A Unilog B4 controller runs the machine.
Also in Dusseldorf, Battenfeld will show a high-speed version of its TM toggle-clamp press, the TMS, designed for molding thin-wall packaging such as yogurt or margarine tubs, and industrial parts such as housings or plugs. The TMS press at the show will by equipped with a double in-mold labeling line to produce 1,400 polypropylene margarine tubs an hour on a two-cavity mold
Servovalves run all axes of motion, and an accumulator system runs everything except the metering process. Guide rails support the injection unit.
SMS Plastics Technology extrusion units also promise an active K show.
Cincinnati Extrusion, based in Vienna, Austria, will introduce two quick-ship, single-screw extruders, called Alpha machines, for profile extrusion. The company can ship the extruder a few hours after getting an order.
“You can start production overnight,” said Hans Berlisg, head of marketing.
The fixed-priced machine comes in a limited number of varieties with a predetermined set of components. That keeps the price low: 28,000 euros (about $23,800) for the smaller extruder, with a screw diameter of 45 millimeters and 34,000 euros ($28,900) for the 60mm machine.
Berlisg said Cincinnati Extrusion plans to sell Alpha extruders over the Internet soon.
Also at the show, Cincinnati Extrusion will introduce its Argos Plus series of parallel twin-screw extruders, boasting high output rates. Among other features, a new four-shaft drive gives increased torque, and the drive load has been boosted by 41 percent over regular Argos machines.
Another extrusion unit, American Maplan Corp. of McPherson, Kan., also will show a dual-strand extruder that can crank out 3,000 pounds of vinyl fence an hour.
Battenfeld Extrusion Technology GmbH will highlight machines to extrude polyethylene pipe.
Two SMS companies are working together to produce thermoformable films. Battenfeld Extrusion of Bad Oeynhausen, Germany, and the U.S.-based Battenfeld Gloucester Engineering Co. Inc. have created the Battenfeld TSL (for Thermo Sheet Line) technology for deep-draw thermoforming films such as polypropylene, polystyrene and PET. At K, a single-screw extruder will make cast PP film. SMS does not make thermoforming machines, but the equipment is configured to work with standard European and U.S.-made thermoformers.
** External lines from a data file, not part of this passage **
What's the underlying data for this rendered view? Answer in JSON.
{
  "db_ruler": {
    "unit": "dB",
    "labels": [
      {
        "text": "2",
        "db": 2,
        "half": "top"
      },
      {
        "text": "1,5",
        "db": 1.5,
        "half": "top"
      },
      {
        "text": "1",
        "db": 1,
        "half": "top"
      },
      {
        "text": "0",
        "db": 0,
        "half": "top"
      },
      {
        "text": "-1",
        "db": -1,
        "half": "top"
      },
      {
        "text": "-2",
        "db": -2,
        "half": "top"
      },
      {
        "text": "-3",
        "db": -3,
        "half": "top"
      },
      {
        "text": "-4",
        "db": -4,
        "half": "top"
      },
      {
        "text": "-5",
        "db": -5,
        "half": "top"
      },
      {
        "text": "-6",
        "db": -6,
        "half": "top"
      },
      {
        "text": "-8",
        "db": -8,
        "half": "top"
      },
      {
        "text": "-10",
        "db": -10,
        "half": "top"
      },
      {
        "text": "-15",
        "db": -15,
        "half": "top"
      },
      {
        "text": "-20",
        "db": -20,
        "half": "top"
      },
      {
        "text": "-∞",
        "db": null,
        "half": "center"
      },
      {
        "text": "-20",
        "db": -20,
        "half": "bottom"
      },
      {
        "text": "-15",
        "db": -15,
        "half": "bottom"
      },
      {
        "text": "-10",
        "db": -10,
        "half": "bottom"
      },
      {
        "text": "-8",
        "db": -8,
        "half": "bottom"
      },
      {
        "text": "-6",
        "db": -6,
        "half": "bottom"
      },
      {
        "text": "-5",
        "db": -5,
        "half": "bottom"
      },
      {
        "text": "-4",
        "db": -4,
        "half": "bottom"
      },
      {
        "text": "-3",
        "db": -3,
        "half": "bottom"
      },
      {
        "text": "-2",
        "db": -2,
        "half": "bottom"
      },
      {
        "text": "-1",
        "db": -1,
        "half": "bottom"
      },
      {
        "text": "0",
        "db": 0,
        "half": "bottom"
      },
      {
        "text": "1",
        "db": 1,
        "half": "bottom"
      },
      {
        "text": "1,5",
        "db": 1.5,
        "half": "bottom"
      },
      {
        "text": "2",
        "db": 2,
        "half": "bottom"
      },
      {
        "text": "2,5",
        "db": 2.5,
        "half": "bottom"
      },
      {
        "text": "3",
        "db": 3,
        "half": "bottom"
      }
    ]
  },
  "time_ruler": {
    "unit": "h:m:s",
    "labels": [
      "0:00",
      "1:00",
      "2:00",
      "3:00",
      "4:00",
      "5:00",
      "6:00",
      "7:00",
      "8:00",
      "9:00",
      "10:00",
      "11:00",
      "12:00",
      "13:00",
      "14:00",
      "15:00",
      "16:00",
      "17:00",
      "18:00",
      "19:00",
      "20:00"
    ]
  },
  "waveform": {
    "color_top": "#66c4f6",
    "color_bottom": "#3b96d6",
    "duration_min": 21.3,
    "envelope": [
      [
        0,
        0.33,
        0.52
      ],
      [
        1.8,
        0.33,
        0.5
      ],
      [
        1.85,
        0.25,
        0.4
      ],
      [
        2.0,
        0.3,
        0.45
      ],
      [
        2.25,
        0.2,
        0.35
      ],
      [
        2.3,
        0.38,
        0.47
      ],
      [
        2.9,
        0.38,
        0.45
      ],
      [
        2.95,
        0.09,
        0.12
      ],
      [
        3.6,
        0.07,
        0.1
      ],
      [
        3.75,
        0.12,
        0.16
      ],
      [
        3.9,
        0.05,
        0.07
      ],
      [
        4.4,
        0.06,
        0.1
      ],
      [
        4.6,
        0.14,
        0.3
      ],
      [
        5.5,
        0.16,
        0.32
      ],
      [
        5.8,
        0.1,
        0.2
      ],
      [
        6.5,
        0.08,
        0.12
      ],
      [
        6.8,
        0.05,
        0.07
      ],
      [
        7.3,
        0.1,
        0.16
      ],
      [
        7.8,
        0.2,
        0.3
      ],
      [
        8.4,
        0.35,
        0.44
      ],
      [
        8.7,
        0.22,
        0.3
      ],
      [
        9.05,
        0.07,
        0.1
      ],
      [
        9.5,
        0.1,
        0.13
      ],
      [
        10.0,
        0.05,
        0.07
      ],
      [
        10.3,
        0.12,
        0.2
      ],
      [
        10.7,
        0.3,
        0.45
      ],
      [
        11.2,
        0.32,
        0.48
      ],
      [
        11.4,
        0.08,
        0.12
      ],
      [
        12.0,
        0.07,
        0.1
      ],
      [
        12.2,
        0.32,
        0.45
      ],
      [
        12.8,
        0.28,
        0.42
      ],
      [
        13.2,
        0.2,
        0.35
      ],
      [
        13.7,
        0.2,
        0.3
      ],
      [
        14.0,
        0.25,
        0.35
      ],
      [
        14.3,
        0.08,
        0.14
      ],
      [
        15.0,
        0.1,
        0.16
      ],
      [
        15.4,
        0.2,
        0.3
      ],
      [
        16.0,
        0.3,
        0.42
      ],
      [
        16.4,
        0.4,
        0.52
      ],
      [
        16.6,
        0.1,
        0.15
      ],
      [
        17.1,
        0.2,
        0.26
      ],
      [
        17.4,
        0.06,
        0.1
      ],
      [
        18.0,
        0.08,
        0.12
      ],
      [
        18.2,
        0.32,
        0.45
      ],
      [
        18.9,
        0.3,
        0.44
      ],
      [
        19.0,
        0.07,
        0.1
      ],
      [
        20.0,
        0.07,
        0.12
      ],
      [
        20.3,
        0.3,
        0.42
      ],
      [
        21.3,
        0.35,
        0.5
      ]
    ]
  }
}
In other news from Battenfeld Gloucester, based in Gloucester, Mass., the company will install a seven-layer cast film line at its new European headquarters in Vienna, which moved there last year from Droitwich, England.
Phil Murphree, president and chief executive officer, said the company continues to invest in multilayer die technology to serve fast-growing food-packaging markets.
Murphree also said the Battenfeld Chen Extrusion System in Shunde, China — the joint venture between Battenfeld Gloucester and Hong Kong-based Chen Hsong Machinery Co. Ltd. — has produced its first blown film line.